=== TASK INPUT ===
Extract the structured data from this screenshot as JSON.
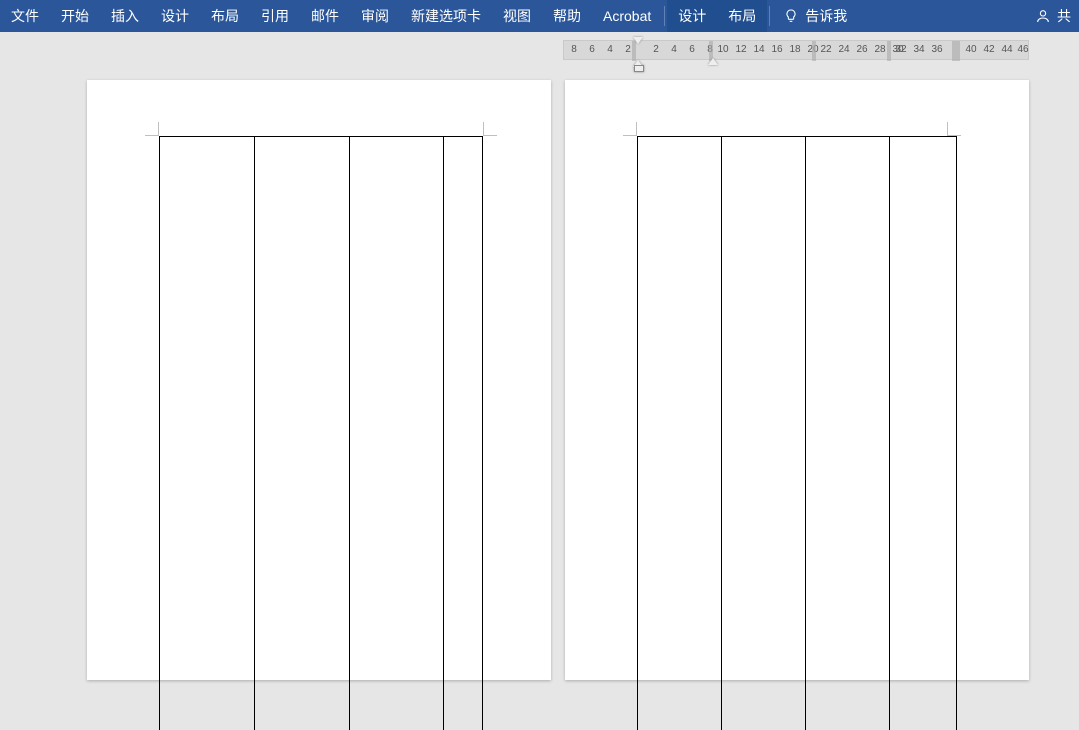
{
  "ribbon": {
    "tabs": [
      "文件",
      "开始",
      "插入",
      "设计",
      "布局",
      "引用",
      "邮件",
      "审阅",
      "新建选项卡",
      "视图",
      "帮助",
      "Acrobat"
    ],
    "context_tabs": [
      "设计",
      "布局"
    ],
    "tell_me_label": "告诉我",
    "share_label": "共"
  },
  "ruler": {
    "left_numbers": [
      "8",
      "6",
      "4",
      "2"
    ],
    "right_numbers": [
      "2",
      "4",
      "6",
      "8",
      "10",
      "12",
      "14",
      "16",
      "18",
      "20",
      "22",
      "24",
      "26",
      "28",
      "30",
      "32",
      "34",
      "36"
    ],
    "gap_numbers": [
      "40",
      "42",
      "44",
      "46"
    ]
  }
}
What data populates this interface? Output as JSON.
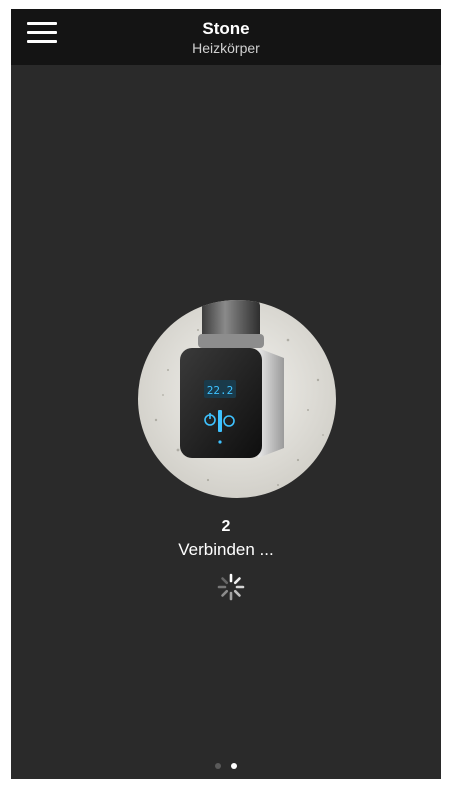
{
  "header": {
    "title": "Stone",
    "subtitle": "Heizkörper"
  },
  "main": {
    "image_alt": "Heizstab-Regler mit Display",
    "display_reading": "22.2",
    "count": "2",
    "status": "Verbinden ..."
  },
  "pager": {
    "current_page": 2,
    "total_pages": 2
  },
  "colors": {
    "background": "#2a2a2a",
    "header": "#141414",
    "text": "#ffffff",
    "accent_display": "#3ec2ff",
    "dot_active": "#ffffff",
    "dot_inactive": "#5a5a5a"
  }
}
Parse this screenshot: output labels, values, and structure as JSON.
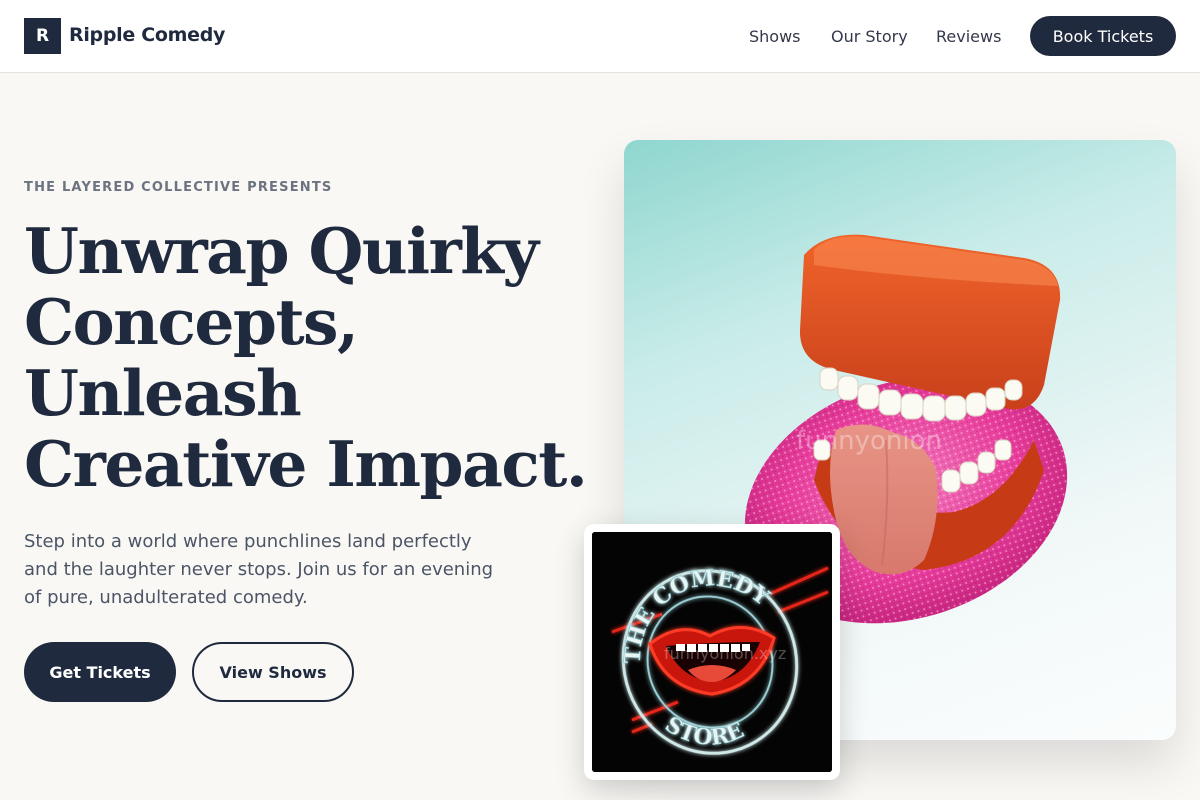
{
  "header": {
    "logo_letter": "R",
    "brand": "Ripple Comedy",
    "nav": [
      "Shows",
      "Our Story",
      "Reviews"
    ],
    "cta": "Book Tickets"
  },
  "hero": {
    "eyebrow": "THE LAYERED COLLECTIVE PRESENTS",
    "headline_lines": [
      "Unwrap Quirky",
      "Concepts,",
      "Unleash",
      "Creative Impact."
    ],
    "lede": "Step into a world where punchlines land perfectly and the laughter never stops. Join us for an evening of pure, unadulterated comedy.",
    "primary_button": "Get Tickets",
    "secondary_button": "View Shows"
  },
  "images": {
    "main_watermark": "funnyonion",
    "small_watermark": "funnyonion.xyz",
    "sign_top": "THE COMEDY",
    "sign_bottom": "STORE"
  },
  "colors": {
    "navy": "#1f2a3e",
    "background": "#f9f8f5",
    "neon_red": "#e8231e",
    "pink": "#e8399a"
  }
}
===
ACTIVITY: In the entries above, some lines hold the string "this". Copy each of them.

RESPONSE:
Extract the structured data from this screenshot as JSON.
What data populates this interface? Output as JSON.
Parse this screenshot: output labels, values, and structure as JSON.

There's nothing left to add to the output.